In Malaysia, it starts with the food. Walnut cookies, pineapple rolls, chicken wontons, Kuih Kapit and Kuih Bahulu, a collision of savoury, sweet, salty, spicy, jars and jars of cookies and crackers, steamed buns and baked buns sold in the lead up to Chinese New Year. Then came the sickly sweet Chinese songs, blared in supermarkets, air conditioned malls, in the passing vendor trucks and softly hummed by your local grocer. These songs of kitchy tunes and simple catchphrases ‘Gong Xi Ni’ (Happy New Year) were so embedded in me, in us, that whenever one comes on, all of us inadvertently hum along to the tune. Then came the cleaning of the house, the dusting of spider-webbed corners, throwing out old clothes; disposing the ghosts of the past, to make way for the future.
The night before New Year was the traditional ‘Reunion Dinner’ where immediate families would come together for a meal, usually involving a ‘Yee Sang’ of fish, vegetables, fruits and special dressing, promising prosperity and wealth for the New Year. At midnight, the firecrackers, sparklers, fireworks (anything that made a lot of noise, and a lot of light really) were dragged out. The days that ensued, of visiting relatives on number-specific days, were made up of wearing red, accepting Hong Baos with two hands, and repeating ‘Gong Xi Fa Cai’ extensively. You could almost call it Christmas for 15 days.
But these celebrations can be particularly hard to enforce if you’re not in the social milieu of your original home. Many Malaysian Chinese, and Mainland Chinese, celebrate the New Year in other countries. Out of all the ethnic groups in Malaysia, Malaysian Chinese are the largest group to migrate to other countries; more than 2 million have migrated since 1957. Thus, celebrating Chinese New Year in your ‘adopted’ home is somewhat common place. But this doesn’t make it normal; it can be confusing and underwhelming at times.

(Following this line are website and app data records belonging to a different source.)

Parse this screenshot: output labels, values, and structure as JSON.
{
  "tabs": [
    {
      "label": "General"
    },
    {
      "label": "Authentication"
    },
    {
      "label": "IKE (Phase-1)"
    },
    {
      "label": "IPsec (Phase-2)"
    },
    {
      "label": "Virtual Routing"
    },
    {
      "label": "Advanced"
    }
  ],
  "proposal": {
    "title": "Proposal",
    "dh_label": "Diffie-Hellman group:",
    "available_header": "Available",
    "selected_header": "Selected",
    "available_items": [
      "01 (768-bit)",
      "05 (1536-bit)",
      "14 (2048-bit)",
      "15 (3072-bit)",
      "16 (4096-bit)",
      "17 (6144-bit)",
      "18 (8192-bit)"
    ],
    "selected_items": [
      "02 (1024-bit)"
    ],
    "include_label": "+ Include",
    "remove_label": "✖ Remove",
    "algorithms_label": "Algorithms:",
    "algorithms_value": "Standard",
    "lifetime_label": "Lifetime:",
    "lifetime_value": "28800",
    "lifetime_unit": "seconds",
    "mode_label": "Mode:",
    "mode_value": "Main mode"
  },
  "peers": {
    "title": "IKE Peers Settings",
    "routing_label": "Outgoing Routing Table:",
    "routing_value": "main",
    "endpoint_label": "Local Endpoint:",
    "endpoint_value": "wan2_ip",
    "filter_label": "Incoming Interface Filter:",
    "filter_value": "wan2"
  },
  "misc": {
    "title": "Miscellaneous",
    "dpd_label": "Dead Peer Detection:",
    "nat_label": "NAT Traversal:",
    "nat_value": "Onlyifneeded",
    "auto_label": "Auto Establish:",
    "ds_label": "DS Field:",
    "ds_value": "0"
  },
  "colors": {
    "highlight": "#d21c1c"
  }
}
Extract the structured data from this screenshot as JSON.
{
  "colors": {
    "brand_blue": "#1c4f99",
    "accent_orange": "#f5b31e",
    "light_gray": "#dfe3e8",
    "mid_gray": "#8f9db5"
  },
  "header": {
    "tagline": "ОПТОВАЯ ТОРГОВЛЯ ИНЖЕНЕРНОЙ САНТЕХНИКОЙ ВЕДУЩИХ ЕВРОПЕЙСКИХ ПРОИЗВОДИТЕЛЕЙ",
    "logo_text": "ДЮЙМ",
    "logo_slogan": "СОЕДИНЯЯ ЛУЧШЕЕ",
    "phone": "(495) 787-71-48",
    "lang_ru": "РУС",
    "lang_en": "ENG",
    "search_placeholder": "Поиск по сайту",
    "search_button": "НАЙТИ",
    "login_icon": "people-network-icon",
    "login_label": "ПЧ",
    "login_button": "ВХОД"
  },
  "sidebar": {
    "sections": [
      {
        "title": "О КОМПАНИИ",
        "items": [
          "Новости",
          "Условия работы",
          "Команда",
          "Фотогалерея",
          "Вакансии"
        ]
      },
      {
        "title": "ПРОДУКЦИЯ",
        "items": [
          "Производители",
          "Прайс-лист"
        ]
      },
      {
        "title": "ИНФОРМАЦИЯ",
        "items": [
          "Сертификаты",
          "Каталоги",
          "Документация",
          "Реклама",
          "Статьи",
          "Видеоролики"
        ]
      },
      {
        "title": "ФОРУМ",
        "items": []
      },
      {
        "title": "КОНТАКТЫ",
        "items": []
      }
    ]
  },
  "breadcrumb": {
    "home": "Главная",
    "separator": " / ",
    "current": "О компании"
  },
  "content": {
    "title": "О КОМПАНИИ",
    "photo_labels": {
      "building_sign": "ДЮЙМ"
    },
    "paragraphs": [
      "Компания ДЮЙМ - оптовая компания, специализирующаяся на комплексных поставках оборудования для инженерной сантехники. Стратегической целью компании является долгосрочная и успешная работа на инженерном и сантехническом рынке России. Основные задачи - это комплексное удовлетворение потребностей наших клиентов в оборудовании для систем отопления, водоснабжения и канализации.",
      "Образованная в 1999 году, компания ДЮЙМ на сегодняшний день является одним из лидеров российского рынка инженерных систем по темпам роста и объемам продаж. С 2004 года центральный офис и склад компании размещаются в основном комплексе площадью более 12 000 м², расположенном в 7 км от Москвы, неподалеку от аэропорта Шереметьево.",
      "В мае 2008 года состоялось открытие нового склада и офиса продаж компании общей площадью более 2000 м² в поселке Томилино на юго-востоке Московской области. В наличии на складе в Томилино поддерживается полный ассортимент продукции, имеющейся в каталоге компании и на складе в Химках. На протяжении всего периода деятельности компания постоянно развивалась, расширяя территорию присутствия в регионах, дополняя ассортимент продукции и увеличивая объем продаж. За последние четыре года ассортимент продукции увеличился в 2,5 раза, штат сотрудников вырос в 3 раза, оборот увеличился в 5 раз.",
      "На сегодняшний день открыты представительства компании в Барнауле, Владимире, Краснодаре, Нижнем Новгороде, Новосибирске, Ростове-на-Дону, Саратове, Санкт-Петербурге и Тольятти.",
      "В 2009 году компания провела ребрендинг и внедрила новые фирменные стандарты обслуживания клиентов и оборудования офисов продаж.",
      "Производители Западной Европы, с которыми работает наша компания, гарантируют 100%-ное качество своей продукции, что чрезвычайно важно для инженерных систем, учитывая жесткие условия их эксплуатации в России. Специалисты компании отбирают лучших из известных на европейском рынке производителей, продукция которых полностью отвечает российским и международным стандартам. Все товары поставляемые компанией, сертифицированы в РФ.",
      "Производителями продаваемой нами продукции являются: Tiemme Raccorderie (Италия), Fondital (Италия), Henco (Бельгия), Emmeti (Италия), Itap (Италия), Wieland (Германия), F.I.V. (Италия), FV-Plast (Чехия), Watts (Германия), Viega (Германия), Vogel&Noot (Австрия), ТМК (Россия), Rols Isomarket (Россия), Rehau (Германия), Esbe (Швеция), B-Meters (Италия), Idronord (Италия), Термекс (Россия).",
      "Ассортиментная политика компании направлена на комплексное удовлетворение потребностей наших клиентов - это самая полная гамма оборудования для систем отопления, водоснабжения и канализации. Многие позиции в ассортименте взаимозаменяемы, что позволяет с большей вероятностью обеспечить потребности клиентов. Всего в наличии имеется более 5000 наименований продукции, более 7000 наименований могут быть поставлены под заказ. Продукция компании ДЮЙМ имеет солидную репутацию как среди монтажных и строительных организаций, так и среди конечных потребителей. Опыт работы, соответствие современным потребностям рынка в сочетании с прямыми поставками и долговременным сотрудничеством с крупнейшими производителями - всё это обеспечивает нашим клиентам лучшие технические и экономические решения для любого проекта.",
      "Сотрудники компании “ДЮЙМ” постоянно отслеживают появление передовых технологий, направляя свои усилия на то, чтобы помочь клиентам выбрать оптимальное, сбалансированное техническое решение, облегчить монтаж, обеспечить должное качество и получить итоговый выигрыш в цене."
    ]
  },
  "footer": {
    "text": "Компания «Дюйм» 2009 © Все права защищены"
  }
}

The beginning of Chinese New Year is a public holiday; in many other countries you go to work. The friends and family you went to visit, are no longer accessible. The cheap food and snacks offered at your local vendor, can only be found in niche (and often dingy) supermarkets. The festivities, the people, the celebration disappears.
But this doesn’t mean you can’t celebrate the New Year. Baking Chinese New Year snacks can be relatively easy and inexpensive. Food blogs with Malaysian ‘expats’ have popped up all over the internet, with easy recipes and adjustable ingredients depending on the availability of the food in the different countries. Many Western countries host Lantern Festivals, while Chinese communities have set up similar events.
Like all things, celebrating your culture needs flexibility and vision; an open mindedness to new circumstances, with the love for the traditions that come with it.